From the records, return each line that has the word "icon" in it.

(Beginning of Extracted data)

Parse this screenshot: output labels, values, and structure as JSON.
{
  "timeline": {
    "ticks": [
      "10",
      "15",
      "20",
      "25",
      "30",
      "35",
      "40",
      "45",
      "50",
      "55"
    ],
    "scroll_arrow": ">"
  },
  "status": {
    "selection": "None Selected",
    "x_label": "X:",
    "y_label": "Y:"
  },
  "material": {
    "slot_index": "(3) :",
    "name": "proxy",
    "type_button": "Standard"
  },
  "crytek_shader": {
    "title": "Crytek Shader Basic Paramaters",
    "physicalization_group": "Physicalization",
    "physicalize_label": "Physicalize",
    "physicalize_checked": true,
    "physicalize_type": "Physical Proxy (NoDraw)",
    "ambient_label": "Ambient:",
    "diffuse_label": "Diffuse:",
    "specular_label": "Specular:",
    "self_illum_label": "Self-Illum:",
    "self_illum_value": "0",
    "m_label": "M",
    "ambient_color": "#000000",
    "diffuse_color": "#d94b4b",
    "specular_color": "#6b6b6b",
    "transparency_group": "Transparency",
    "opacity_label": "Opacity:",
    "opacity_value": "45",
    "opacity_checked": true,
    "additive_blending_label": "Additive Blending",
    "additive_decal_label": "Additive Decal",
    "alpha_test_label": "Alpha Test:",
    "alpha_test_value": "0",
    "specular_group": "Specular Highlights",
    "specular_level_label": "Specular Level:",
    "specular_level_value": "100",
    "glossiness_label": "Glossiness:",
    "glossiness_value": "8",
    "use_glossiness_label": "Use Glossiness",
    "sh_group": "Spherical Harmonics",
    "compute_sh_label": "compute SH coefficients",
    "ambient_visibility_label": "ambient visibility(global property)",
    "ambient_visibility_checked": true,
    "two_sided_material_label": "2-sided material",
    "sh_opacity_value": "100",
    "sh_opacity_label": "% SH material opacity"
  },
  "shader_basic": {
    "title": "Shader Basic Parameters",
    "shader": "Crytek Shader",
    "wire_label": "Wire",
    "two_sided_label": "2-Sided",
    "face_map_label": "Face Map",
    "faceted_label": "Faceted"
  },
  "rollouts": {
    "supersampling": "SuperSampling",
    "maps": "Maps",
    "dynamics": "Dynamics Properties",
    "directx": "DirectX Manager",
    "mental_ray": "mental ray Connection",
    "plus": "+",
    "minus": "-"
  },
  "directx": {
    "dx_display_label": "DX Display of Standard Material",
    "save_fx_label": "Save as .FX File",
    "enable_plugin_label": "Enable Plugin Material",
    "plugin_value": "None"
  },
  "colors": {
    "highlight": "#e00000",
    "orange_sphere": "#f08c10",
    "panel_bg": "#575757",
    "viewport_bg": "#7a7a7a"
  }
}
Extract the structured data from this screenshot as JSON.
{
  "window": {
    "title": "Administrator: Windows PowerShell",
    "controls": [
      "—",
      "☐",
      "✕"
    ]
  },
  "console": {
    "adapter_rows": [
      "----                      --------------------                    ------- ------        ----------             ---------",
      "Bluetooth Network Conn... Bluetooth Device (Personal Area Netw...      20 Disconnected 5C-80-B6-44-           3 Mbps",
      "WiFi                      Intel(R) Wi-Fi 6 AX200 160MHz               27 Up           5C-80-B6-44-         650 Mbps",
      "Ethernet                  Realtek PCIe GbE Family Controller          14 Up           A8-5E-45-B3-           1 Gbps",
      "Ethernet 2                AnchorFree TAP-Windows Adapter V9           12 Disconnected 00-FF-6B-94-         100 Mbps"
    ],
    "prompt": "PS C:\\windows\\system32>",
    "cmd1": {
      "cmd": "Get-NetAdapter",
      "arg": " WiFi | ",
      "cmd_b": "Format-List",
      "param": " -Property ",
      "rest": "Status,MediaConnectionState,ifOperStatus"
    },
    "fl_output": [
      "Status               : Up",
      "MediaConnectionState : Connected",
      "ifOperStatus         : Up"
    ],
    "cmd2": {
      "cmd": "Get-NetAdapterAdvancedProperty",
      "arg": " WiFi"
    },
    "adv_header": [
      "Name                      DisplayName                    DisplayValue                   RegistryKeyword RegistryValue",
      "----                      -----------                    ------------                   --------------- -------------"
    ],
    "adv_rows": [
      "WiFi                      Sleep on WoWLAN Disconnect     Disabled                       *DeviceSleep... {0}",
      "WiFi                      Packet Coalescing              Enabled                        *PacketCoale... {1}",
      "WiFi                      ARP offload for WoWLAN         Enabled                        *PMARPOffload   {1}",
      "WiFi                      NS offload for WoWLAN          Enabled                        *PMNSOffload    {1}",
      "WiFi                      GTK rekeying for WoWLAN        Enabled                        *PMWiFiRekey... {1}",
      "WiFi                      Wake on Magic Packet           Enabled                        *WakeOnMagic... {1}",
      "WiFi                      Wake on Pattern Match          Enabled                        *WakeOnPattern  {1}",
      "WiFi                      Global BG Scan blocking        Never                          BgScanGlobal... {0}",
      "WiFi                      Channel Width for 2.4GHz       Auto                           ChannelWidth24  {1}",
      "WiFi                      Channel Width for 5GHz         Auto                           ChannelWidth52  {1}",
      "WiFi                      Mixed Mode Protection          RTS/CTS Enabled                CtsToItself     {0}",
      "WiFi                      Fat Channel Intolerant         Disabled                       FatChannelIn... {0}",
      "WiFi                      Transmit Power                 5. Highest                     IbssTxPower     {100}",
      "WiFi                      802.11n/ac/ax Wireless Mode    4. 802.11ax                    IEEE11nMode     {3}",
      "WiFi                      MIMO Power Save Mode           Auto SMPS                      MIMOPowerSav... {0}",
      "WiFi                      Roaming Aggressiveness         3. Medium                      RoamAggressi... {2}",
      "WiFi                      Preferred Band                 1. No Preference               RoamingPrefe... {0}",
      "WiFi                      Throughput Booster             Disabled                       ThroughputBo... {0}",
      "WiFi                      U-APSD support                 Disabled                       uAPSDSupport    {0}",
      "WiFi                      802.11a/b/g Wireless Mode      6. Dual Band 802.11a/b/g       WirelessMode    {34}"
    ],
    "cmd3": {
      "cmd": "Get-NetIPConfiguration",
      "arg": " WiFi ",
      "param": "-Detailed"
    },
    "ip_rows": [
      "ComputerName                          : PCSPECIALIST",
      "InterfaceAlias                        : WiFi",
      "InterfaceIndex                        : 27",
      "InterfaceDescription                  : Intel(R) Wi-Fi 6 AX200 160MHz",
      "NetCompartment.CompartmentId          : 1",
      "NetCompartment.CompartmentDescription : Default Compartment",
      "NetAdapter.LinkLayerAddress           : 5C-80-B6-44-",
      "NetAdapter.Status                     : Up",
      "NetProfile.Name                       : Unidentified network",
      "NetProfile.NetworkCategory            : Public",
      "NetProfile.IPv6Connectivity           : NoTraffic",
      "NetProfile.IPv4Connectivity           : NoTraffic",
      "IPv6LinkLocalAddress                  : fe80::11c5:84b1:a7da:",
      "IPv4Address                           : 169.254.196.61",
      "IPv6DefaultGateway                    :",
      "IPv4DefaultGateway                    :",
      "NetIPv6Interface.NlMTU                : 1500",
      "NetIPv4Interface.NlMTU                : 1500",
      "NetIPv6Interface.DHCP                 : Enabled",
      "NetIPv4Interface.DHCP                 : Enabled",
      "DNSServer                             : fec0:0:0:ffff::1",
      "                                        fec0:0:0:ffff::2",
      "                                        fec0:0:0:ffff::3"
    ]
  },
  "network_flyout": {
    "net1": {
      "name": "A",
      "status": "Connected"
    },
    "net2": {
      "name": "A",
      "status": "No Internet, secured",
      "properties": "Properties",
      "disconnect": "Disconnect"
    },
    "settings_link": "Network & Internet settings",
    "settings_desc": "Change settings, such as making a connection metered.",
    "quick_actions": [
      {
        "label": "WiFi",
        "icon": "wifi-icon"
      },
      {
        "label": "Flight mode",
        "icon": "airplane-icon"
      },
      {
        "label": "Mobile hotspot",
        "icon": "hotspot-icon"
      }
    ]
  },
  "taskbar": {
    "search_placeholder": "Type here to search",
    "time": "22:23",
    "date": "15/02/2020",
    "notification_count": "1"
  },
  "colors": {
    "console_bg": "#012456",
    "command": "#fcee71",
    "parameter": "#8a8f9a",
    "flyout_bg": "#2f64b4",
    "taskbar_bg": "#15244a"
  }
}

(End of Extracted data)
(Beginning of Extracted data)

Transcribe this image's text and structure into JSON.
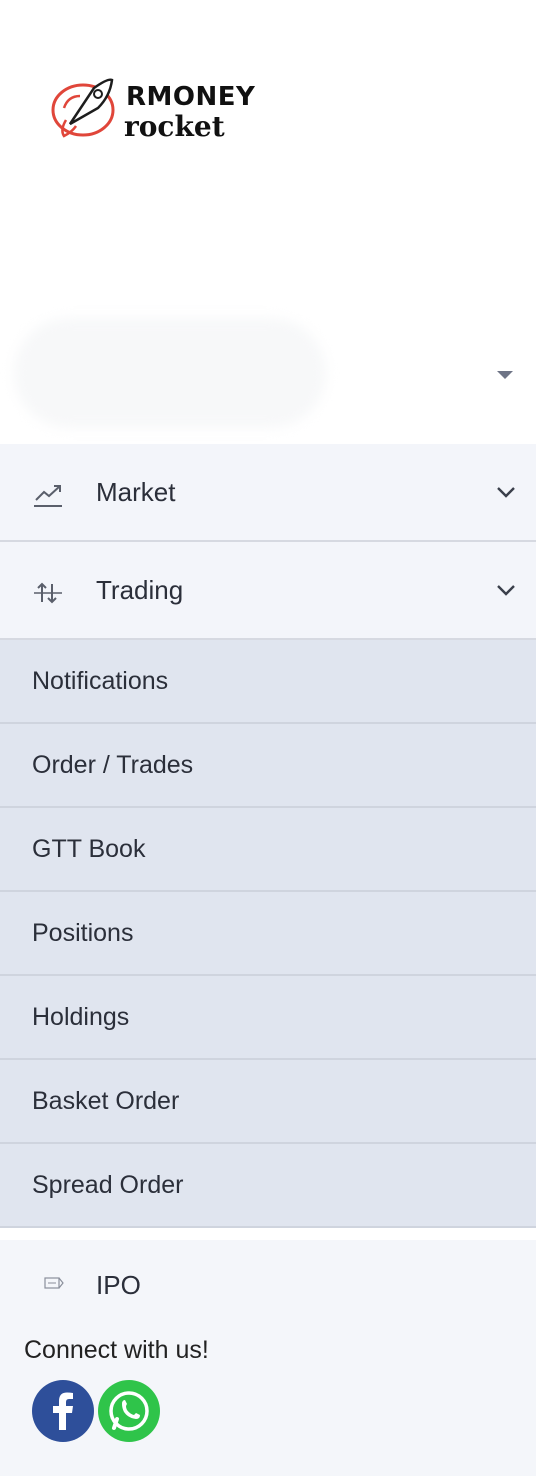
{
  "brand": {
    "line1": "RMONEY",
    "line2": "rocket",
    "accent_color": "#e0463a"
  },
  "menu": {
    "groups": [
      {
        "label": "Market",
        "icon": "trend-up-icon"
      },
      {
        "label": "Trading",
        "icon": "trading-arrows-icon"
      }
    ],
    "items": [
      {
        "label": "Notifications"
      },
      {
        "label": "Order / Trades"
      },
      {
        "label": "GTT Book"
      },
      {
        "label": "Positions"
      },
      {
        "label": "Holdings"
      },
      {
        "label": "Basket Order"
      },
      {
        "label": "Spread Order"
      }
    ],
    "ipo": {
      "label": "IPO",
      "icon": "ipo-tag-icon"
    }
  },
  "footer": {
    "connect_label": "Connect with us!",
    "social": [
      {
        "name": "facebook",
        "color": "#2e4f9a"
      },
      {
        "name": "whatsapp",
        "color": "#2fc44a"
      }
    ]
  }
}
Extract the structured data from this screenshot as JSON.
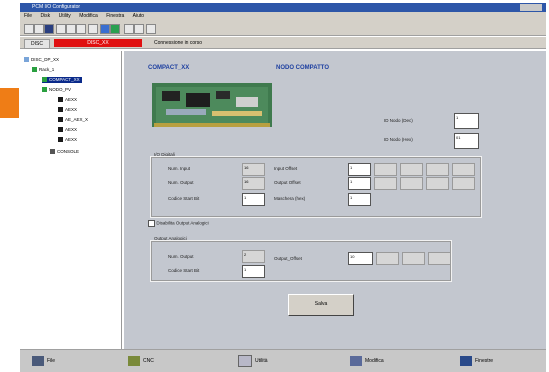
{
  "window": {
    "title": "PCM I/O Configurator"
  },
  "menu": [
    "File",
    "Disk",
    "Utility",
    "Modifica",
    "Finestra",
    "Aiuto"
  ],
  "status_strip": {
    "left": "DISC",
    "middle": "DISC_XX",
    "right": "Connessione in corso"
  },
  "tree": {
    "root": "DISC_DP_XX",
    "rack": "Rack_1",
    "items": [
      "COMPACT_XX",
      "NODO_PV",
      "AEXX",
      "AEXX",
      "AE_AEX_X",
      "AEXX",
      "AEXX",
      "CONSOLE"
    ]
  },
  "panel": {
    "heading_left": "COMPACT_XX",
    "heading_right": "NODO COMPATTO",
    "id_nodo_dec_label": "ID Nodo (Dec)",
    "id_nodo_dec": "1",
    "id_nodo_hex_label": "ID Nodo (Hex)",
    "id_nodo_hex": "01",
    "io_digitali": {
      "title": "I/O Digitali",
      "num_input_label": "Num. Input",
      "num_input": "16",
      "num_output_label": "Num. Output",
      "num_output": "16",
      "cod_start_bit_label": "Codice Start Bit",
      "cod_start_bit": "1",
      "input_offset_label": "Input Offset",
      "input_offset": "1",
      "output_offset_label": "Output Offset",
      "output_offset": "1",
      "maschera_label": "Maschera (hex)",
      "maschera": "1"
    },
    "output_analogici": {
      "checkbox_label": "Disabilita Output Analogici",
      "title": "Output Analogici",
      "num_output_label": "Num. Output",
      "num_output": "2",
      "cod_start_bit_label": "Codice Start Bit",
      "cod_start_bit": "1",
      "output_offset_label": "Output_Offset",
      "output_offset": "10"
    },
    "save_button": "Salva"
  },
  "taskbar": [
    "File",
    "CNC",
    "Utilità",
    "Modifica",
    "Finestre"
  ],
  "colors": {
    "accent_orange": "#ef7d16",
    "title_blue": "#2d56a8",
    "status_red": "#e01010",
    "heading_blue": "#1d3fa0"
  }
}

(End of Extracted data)

Solution:
        "icon": "wifi-icon"
        "icon": "airplane-icon"
        "icon": "hotspot-icon"
        "icon": "trend-up-icon"
        "icon": "trading-arrows-icon"
      "icon": "ipo-tag-icon"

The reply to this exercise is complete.